Nigeria – Centre for Household Energy and Environment (CEHEEN) will introduce methanol stove-fuel cooking system in Nigeria.
Guatemala – HELPS International will encourage the use of the retained heat cooker in rural areas of Guatemala.
Honduras – Trees, Water & People will promote more efficient wood-burning stoves in an urban area of Honduras.
Uganda – Venture Strategies, in collaboration with Center for Entrepreneurship in International Health and Development, will promote local technology and more efficient wood stoves in urban areas of Uganda.
India – Development Alternatives: improved wood burning stoves (and other technologies) in rural areas of Madhya Pradesh and Uttar Pradesh, India.
India – Alternative Rural Technology Institute will introduce biogas technology in rural areas of Maharashtra, India.
China – The Nature Conservancy will promote solar water heaters, biogas units, and biomass stoves in northwest Yunnan Province, China.
China – Institute for Environmental Health and Related Product Safety will promote improved coal and biomass technology in rural Guizhou and Gansu Provinces of China.
Projects in Mauritania and South Africa will soon be announced. More information on each of the projects is available online at: http://www.pciaonline.net/grantees.cfm .

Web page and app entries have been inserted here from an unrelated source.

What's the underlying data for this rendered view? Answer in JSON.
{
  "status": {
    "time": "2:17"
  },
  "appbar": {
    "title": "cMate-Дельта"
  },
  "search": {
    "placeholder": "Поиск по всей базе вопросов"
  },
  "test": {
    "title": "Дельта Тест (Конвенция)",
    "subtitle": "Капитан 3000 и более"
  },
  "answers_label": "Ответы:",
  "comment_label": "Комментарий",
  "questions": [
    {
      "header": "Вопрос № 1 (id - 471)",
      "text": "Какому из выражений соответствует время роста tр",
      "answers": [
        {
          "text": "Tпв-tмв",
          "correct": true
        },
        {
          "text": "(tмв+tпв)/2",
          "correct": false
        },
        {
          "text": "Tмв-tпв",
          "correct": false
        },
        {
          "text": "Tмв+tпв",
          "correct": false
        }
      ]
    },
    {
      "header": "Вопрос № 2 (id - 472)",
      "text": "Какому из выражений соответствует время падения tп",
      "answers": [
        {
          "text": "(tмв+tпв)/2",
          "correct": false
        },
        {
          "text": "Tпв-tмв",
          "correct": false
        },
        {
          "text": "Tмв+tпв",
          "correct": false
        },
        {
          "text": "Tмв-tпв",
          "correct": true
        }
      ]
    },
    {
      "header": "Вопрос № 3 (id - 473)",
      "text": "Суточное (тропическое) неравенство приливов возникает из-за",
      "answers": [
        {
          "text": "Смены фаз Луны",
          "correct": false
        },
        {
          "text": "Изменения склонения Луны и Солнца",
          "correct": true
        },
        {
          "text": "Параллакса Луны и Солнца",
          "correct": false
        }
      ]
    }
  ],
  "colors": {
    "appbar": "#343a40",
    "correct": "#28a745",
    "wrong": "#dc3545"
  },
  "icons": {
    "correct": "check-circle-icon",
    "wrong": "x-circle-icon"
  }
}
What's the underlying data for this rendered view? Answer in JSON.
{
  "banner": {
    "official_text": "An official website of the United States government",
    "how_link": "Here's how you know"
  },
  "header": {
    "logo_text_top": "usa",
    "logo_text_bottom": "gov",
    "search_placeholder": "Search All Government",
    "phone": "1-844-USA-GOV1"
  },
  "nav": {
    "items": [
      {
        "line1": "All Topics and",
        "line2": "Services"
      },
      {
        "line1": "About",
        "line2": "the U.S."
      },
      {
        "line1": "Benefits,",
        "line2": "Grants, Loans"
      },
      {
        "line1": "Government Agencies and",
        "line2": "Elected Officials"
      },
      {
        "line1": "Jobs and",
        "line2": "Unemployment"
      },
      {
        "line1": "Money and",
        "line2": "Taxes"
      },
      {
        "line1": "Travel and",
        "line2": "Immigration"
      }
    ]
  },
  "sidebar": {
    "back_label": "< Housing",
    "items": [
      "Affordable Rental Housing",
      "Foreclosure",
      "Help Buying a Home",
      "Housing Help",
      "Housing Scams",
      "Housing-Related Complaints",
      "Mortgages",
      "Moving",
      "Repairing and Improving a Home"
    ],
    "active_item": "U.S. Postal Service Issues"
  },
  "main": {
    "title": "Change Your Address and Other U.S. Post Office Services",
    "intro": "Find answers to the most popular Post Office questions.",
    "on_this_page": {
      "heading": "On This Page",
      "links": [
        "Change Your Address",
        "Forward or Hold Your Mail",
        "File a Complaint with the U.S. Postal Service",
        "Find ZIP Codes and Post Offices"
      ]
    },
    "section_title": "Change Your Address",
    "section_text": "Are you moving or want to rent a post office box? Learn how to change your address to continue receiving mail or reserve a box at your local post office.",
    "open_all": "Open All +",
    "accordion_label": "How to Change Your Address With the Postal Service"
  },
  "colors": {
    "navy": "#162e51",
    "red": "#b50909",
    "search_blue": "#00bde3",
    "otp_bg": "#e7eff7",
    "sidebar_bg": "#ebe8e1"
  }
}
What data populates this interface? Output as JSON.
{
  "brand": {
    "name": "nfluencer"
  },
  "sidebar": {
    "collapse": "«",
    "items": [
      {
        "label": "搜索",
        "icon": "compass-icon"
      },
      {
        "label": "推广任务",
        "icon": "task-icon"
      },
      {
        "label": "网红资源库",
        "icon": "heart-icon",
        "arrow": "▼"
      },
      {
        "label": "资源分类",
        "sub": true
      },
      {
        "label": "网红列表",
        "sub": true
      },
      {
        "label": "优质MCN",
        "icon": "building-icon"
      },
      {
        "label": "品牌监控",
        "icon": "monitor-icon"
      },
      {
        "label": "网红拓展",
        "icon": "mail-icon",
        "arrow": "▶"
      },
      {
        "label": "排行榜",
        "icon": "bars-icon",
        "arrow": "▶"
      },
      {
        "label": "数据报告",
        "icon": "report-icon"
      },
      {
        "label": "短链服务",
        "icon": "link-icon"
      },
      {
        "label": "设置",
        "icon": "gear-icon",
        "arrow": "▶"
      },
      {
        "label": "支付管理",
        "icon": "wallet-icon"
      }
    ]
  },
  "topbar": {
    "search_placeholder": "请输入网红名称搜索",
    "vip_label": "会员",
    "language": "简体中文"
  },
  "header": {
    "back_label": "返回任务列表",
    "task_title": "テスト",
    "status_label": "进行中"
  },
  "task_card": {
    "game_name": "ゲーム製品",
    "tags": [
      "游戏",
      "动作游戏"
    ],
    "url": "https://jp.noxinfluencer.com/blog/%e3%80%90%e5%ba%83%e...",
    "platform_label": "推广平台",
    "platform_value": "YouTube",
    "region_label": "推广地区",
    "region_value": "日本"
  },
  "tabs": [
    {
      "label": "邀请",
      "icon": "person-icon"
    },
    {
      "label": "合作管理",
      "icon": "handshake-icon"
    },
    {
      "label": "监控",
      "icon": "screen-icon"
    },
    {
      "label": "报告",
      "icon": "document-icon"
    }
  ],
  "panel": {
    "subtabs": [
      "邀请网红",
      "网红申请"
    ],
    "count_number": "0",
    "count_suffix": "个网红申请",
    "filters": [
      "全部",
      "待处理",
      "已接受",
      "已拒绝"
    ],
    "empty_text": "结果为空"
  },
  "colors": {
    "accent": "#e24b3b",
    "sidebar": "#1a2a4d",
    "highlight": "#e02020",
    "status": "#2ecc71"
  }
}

In August 2002 at the World Summit for Sustainable Development, EPA and other partners launched the Partnership for Clean Indoor Air. This partnership is bringing together governments, industry, and non-governmental organizations to address the serious health effects associated with elevated indoor levels of smoke from cooking and heating practices. To learn more about the Partnership's efforts to improve indoor air in homes around the world, go to: https://www.epa.gov/iaq/pcia.html .